The poorest 10 per cent of families are set to see annual incomes fall £2,300 below rising costs of basics between April 2022 and April 2024. Meanwhile the richest 10 per cent will see their incomes rise by £1,600 more than the increase in cost of essentials.

The analysis takes account of all income growth between April 2022 and April 2024, including higher earnings, benefit uprating, previous support for the cost of living crisis and the latest measures announced by the Chancellor. The rise in incomes is then compared to the effects of inflation on every family’s basic basket of goods and services needed for a decent quality of life.

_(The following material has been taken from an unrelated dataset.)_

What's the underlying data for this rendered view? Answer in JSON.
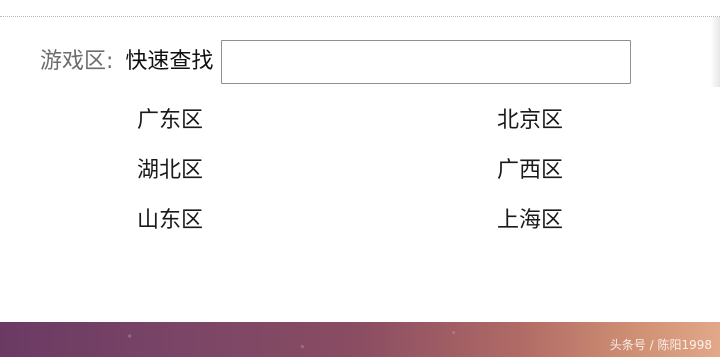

The research uses the Minimum Income Standard (MIS), which is the UK’s leading approach to measuring living standards based on need and is used to calculate the​‘real’ Living Wage paid by companies like Ikea and KPMG, and football clubs like West Ham, Liverpool, and Everton.

Sam Tims, economist at the New Economics Foundation said: ​We needed a plan to support people through the cost of living crisis and kick-start the economy. Instead, people’s incomes are going to be hit even harder and we’re facing the longest and deepest recession among rich economies.”

Today’s announcement to increase social security payments by inflation keeps things as they are: with the benefits system plagued by the ongoing impact of austerity. Support is still far below what families need, forcing people to go without heating and rely on foodbanks, particularly those impacted by the benefit cap, which should have been scrapped, not increased.”

Social security needs a fresh start. To support every family through this income crisis and the looming recession, the current system should be replaced by the living income which would set an income floor that’s enough to meet life’s essentials.“

* Source: New Economics Foundation